If you're thinking about going to a school dance but you've never been before, it's best to choose one of the informal ones — either homecoming or one of the themed dances — and go with a group of friends. Unless you're already going out with someone and they've asked you or you really want to go with them, don't worry about asking a date. You'll probably have more fun with a large group of your friends. Here are some important rules to remember for the first-timer:
Keep an eye on which are the slow dances and which are the fast dances - you can tell which is which by the speed of the music. For a fast dance it's appropriate to dance by yourself or with a group of friends, and often songs such as 'Electric Slide' which have a set dance pattern to them will be played. Slow dances, on the other hand, are for couples only, so unless you're with a date you should sit those out.
Unfortunately, the American high school can be an extremely intolerant environment and so if your chosen date is a member of the same sex as you it would be best for your safety if the two of you kept it quiet, especially if you're not officially 'out' to the general public. Go with a group of your friends, and try to avoid the slow dances.
Some schools provide food free of charge, but others may sell the pizza, cookies and soda. Make sure you know what yours does and bring money if need be.

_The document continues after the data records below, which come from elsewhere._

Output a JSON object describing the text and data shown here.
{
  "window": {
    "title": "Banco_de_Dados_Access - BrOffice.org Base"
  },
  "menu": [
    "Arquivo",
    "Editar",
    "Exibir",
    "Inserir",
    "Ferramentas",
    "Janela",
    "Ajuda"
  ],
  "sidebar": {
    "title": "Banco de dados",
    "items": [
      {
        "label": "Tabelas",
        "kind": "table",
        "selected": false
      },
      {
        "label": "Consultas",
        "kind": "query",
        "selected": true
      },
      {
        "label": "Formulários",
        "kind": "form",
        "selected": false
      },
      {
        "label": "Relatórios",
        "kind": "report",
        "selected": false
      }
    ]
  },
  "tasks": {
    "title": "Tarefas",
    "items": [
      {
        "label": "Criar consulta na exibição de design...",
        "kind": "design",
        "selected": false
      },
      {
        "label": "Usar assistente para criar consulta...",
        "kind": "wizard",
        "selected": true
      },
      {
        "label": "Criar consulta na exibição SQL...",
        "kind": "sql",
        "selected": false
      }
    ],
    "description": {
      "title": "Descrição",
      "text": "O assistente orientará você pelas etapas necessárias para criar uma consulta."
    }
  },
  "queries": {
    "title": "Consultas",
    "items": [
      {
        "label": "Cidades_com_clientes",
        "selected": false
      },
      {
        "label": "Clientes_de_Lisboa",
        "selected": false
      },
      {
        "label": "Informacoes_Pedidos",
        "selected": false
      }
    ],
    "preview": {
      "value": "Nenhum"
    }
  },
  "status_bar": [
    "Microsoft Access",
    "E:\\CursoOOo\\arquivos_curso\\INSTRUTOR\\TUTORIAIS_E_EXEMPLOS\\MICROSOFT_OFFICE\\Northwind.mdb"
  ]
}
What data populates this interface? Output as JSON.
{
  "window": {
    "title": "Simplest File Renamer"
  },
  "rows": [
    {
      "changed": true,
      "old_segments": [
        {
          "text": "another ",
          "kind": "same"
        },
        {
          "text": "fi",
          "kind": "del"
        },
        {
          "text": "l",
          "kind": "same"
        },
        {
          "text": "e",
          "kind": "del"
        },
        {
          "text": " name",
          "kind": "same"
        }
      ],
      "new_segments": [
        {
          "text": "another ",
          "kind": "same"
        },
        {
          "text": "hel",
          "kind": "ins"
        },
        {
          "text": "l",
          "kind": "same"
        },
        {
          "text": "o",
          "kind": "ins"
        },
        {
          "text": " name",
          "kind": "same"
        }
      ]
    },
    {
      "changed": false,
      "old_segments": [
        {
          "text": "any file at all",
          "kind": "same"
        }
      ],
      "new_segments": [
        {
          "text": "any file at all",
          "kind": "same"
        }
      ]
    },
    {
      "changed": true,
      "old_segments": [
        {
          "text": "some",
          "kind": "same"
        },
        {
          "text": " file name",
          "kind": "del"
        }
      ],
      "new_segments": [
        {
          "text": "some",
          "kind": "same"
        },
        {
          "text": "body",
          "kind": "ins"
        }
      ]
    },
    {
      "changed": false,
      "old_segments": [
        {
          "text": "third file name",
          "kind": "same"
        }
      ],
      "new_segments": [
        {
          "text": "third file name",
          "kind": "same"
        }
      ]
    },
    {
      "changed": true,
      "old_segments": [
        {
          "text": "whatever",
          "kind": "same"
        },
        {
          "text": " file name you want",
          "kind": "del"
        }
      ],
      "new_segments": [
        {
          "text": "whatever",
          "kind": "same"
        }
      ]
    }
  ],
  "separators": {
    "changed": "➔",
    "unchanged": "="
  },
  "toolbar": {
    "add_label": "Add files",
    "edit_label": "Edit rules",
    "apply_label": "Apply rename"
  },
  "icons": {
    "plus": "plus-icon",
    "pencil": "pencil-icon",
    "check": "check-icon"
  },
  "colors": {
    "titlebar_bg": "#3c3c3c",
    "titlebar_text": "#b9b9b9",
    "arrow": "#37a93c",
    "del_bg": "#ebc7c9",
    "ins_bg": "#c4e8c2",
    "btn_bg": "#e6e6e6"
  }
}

Dance music can be loud. Very loud. So much that you will probably need to shout to be heard while on the dancefloor. If you're not used to very loud noises, you might want to bring earplugs. You have been warned. The middle of the dancefloor is also quite crowded, and though it's strictly forbidden, it's quite possible that on the fast songs a pseudo-moshpit might get started. Do be careful, and dance only at your own risk.
Don't do anything to annoy the chaperones. Having to stay all night at a school dance is probably not their idea of a good time, and their job is to be on the lookout for misbehaviour. At school functions, all the school rules still apply, so make sure you're following the dress code and not exhibiting any inappropriate behaviour.
Although it's an intolerable cliché, the most important rule to remember is to enjoy yourself. Remember, you are going to the dance to have fun! So make the choices that you think will result in your having a good time.